Today’s words are somewhat similar, in that both are about drawing attention and both have to do with senses; one is a bright light, the other a strong smell.
Flair: a natural talent, aptitude, or ability; smartness of style, manner, etc.; a display of one’s aptitude or nature. In hunting, the scent of an animal.
Flare: 1. a sudden blaze or burst of flame; a bright light used as a signal, a means of illumination or guidance, etc.; a device or substance used to produce such a blaze of fire or light.
2. to spread gradually outward, as the end of a trumpet, the bottom of a wide skirt, or the sides of a ship.
Flair comes from a mid-14th century Old French word meaning “an odor,” from flairer “to smell,” which comes from the Vulgar Latin flagrare, which derives from the Latin fragrare “emit (a sweet) odor.” Even today, hunters refer to an animal’s scent as a flair, which is where we get the use of the word to mean a talent or aptitude, such as “a flair for the dramatic.”
Flare shows up around 1550; it means “spread out” and it originally referred to hair. It is of unknown origin, perhaps from Dutch vlederen.This idea of spreading out, like the bell of a trumpet, gradually took on the secondary meaning of spreading out as a display, such as a peacock’s tail feathers. From there, it evolved into the idea of a light spreading out across the sky as a signal.
If you refer to a solar flair, you’re saying the sun is stylish.

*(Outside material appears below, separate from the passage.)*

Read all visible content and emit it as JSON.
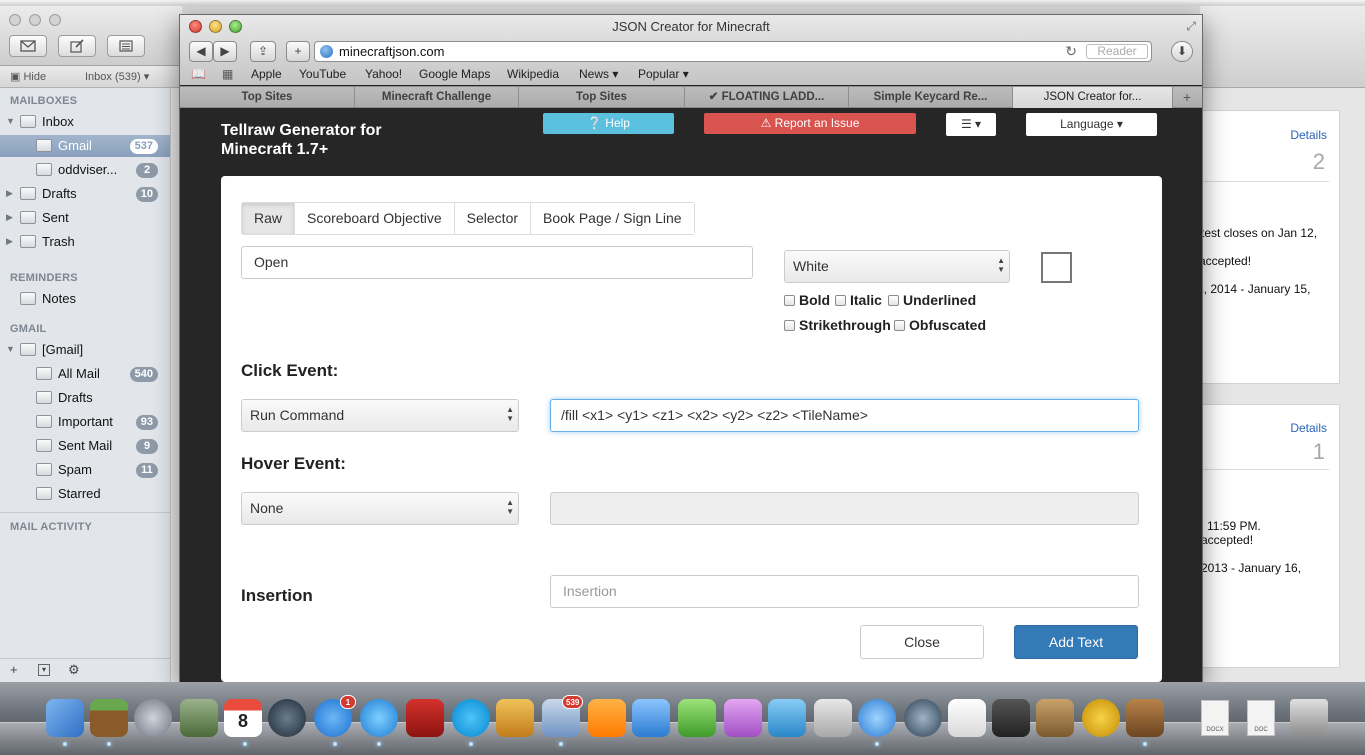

If you say you want to dress with flare, you are either planning to wear bell-bottom pants or set yourself on fire.